Post-Grad Messiness

Weighing big “real world” decisions after college is stressful, but the outcomes should be affirming.

Jacqueline Shrader, center, a Jesuit Volunteer in Andahuaylillas, Peru.
Jacqueline Shrader, center, a Jesuit Volunteer in Andahuaylillas, Peru.
“What will you be doing after college?”

The question greeted me wherever I went. Several nights, I found myself staring at my laptop and gawking at application essay questions, job search engines, volunteer opportunities, etc., to find a suitable answer. With a liberal arts degree that led to no clear career path, I did not feel prepared, nor willing, to enter the race of the work environment with salaries, retirement funds, and my own insurance plan.

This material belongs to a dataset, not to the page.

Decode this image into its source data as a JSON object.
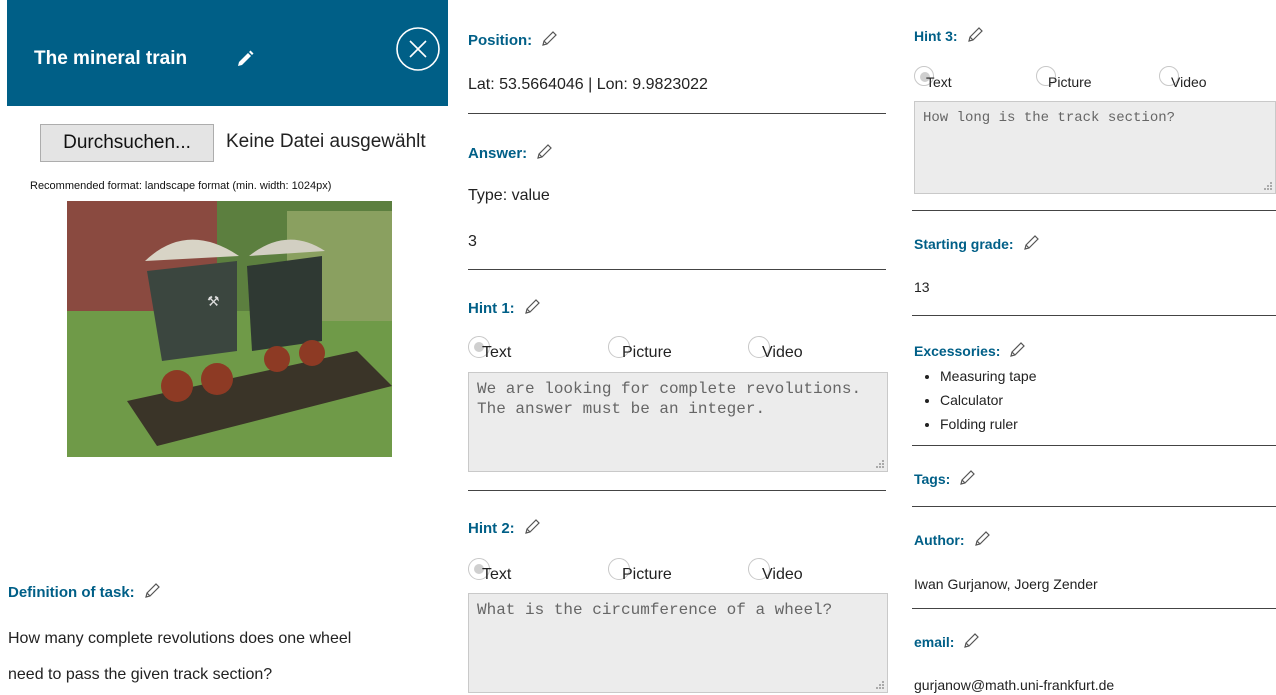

In college, I balanced schoolwork with the activities that really spoke to me. It’s not that I didn’t enjoy the rigor of the academic life, because I love learning and being challenged. But I found great consolation and learning outside of the concrete walls of the classroom by volunteering, assuming leadership roles, working to pay rent, and finding community. By going on immersion trips to West Virginia or volunteering with non-profits serving immigrant or refugee populations, I quickly realized that the type of education I desired was not going to happen behind a desk or at grad school. I wanted to learn more about the reality of people who came from different places and privileges in order to deepen my understanding of what being a global citizen meant.

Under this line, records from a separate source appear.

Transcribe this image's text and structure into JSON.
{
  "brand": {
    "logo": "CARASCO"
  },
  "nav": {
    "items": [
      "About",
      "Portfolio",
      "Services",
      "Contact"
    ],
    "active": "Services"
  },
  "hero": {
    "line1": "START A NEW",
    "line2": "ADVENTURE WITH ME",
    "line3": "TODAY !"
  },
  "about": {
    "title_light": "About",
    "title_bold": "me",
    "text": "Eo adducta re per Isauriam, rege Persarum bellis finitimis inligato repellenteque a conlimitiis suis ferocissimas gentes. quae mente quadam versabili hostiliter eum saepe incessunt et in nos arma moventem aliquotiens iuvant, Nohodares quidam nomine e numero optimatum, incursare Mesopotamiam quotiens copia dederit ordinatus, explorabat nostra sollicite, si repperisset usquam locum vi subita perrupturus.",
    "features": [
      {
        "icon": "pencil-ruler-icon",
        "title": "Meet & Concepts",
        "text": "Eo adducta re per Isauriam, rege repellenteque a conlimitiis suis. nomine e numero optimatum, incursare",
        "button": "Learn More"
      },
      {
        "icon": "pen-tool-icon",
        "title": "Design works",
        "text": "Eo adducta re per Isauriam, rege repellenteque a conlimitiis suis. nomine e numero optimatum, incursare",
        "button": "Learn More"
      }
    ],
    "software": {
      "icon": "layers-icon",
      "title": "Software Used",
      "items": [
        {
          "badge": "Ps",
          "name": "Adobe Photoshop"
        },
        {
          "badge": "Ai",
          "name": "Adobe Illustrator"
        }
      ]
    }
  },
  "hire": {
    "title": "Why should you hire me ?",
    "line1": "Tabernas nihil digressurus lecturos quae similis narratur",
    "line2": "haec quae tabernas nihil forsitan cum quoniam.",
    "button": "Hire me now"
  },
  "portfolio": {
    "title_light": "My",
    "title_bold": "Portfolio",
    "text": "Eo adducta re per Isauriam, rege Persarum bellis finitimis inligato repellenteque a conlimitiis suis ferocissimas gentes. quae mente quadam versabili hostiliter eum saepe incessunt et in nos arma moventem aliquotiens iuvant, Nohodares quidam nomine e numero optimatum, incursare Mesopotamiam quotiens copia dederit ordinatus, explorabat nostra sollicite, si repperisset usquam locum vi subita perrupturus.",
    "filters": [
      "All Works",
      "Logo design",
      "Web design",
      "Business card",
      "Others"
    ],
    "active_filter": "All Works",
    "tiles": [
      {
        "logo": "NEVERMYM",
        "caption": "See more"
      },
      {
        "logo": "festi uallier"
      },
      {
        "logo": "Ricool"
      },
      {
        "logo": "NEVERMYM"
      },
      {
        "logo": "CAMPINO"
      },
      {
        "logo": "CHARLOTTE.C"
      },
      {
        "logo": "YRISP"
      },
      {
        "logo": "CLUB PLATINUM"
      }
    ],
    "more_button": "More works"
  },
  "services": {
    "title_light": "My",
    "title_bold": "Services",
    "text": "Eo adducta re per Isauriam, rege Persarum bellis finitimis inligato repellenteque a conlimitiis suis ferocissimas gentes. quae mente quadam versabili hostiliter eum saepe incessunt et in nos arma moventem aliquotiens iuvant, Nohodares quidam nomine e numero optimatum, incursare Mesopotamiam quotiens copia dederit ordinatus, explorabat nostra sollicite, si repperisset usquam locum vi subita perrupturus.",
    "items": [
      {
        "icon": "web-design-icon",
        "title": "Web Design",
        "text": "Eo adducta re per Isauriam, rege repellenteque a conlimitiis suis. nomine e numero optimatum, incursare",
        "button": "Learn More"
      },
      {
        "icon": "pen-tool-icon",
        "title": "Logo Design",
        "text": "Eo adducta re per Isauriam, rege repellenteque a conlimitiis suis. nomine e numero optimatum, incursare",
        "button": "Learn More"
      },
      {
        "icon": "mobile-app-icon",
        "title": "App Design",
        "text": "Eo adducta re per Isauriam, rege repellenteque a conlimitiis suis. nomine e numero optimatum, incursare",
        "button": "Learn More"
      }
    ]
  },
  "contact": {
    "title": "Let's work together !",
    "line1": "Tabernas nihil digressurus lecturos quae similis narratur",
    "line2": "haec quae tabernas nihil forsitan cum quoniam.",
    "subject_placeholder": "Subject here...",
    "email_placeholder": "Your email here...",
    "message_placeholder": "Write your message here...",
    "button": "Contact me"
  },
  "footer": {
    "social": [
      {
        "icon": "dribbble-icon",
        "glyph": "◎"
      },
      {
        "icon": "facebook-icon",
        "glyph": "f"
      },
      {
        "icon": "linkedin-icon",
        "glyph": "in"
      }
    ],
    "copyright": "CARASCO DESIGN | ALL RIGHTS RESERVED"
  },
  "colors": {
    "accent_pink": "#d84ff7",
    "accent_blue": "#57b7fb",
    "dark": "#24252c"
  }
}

In April 2013, after a lengthy application and discernment process, I was offered the opportunity to volunteer in Andahuaylillas, Peru, with the Jesuit Volunteer Corps (JVC) International program as a religion teacher in a Fe y Alegría high school. The news brought every emotion — joy, excitement, nervousness, doubt, loneliness, adventure, and newfound energy. The offer led to a few emergency meetings with mentors, friends and family, and even a visit to the main chapel on campus to pray — something I rarely did.

I distinctly remember kneeling down that night in the chapel praying for a divine apparition of someone, whether God or St. Ignatius of Loyola or Dorothy Day. I was fearful of committing to a decision that would affect the next two years of my life. Did I really want to volunteer internationally? Did I have a better chance of making a difference in my local community that I knew? Did I want to leave my family, friends, and Sunday brunches for two years? How would this affect my future? The questions were consuming, and left me with few answers.

A friend offered me some advice, saying that as long as I was entering with an open heart, there is no such thing as bad discernment. These words loosened the walls of fear of commitment, allowing me to listen to the Jiminy Cricket character inside and find deep consolation in choosing to accept my JVC invitation. Here was an offer that came in a messy, gritty package, offering the adventure of a lifetime and a chance to enter an experience that would change everything. The “yes” felt like the gateway to becoming the person I desired.

Now, I’ve been living in Peru for more than a year, and reflecting on all that has happened in that time is somewhat overwhelming. People have invited me into their lives and homes, allowing rich relationships to form. The experience has demanded that I look the truth straight in the eyes and open my heart. For example, I teach religion to 13- and 14-year-olds. There are times when a handful of boys drive me to tears of frustration and anger with their behavior and disruptions in class. Yet, I also know that some of them live without parents or a guardian, leaving them with the responsibility to take care of the house and their siblings. In these circumstances, I find myself needing to open my heart to the wholeness of the situation, to their context and the reasons why they might act out in class.

The past year has been messy and challenging. It has confronted me with moments of loneliness and frustration and of not understanding or being understood. My journey has taught me to notice the beauty that comes with simplicity. Through the people of Andahuaylillas and my community, I have learned that love is active; it is a feeling I must nurture and dare to live out bravely in relationships with myself and with others. Only through this openness and through the daily challenge to meet people where they are have I learned that it’s not my occupation that will allow me to create change, but rather, the willingness to delve into the love and realities of others.